══ Study material ══

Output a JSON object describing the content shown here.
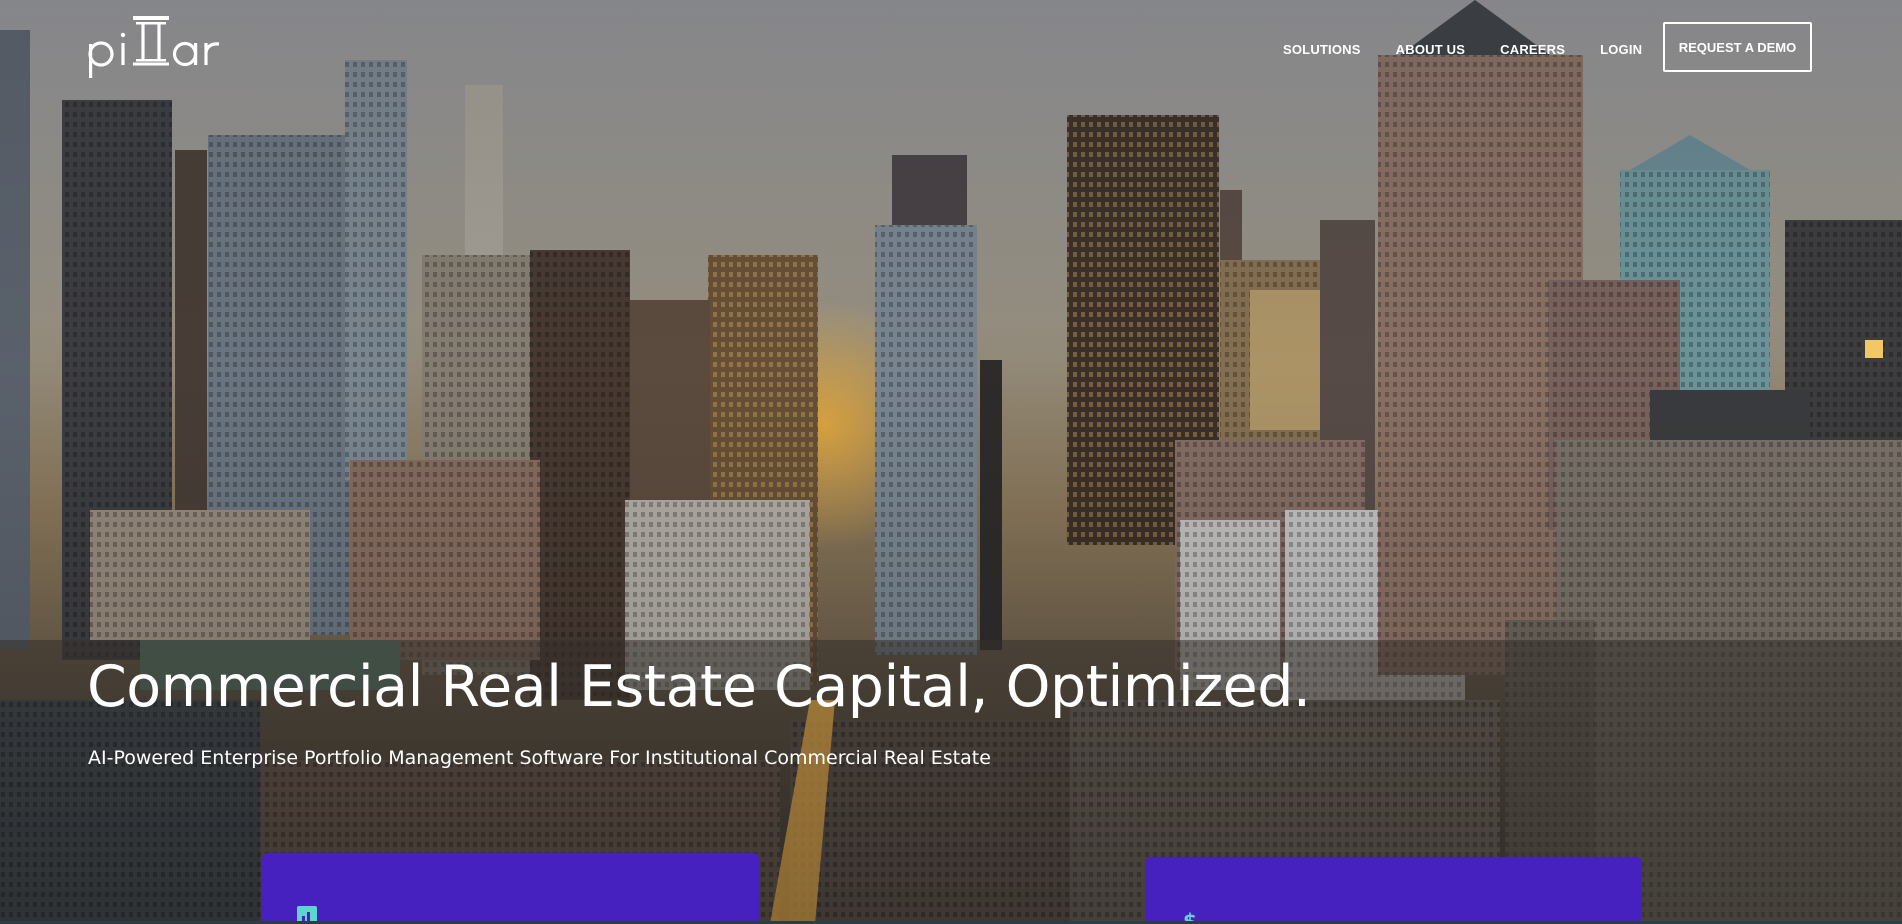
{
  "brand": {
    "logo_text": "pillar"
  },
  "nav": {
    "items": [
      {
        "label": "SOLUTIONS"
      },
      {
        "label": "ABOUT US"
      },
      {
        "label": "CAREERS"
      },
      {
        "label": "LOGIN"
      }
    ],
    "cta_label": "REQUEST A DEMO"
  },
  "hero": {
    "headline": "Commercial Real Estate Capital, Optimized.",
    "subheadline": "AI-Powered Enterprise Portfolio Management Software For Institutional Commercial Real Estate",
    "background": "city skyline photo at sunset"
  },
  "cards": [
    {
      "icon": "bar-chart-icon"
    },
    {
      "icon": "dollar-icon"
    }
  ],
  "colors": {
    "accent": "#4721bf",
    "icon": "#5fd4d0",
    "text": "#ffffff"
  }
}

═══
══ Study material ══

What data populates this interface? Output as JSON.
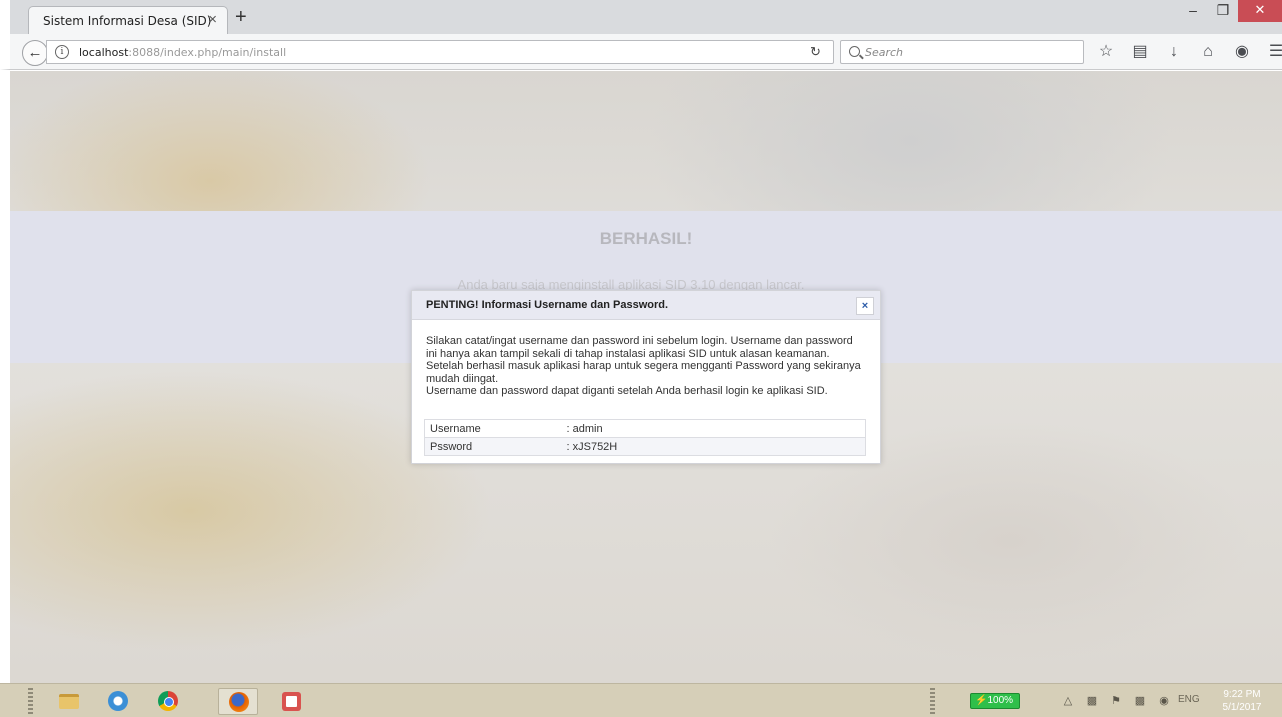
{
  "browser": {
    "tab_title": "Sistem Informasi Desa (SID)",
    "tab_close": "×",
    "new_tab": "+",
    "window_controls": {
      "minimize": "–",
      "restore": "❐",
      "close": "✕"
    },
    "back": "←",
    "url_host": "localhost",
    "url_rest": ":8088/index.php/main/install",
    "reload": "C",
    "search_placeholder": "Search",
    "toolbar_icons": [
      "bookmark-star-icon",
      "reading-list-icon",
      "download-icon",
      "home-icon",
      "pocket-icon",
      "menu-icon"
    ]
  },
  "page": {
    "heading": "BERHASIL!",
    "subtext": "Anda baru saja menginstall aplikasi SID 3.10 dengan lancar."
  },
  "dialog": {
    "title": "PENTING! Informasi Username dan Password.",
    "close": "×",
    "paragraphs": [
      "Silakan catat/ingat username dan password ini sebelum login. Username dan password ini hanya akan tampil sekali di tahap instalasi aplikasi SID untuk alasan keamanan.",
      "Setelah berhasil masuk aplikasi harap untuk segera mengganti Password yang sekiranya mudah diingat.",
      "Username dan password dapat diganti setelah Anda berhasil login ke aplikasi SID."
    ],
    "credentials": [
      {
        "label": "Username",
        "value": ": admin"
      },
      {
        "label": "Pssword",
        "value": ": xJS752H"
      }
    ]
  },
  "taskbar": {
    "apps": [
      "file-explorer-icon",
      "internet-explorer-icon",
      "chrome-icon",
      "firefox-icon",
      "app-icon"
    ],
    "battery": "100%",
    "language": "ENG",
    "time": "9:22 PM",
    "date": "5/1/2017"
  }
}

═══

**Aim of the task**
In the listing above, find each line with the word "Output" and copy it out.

**Solved exercise**
Output a JSON object describing the content shown here.
What data populates this interface? Output as JSON.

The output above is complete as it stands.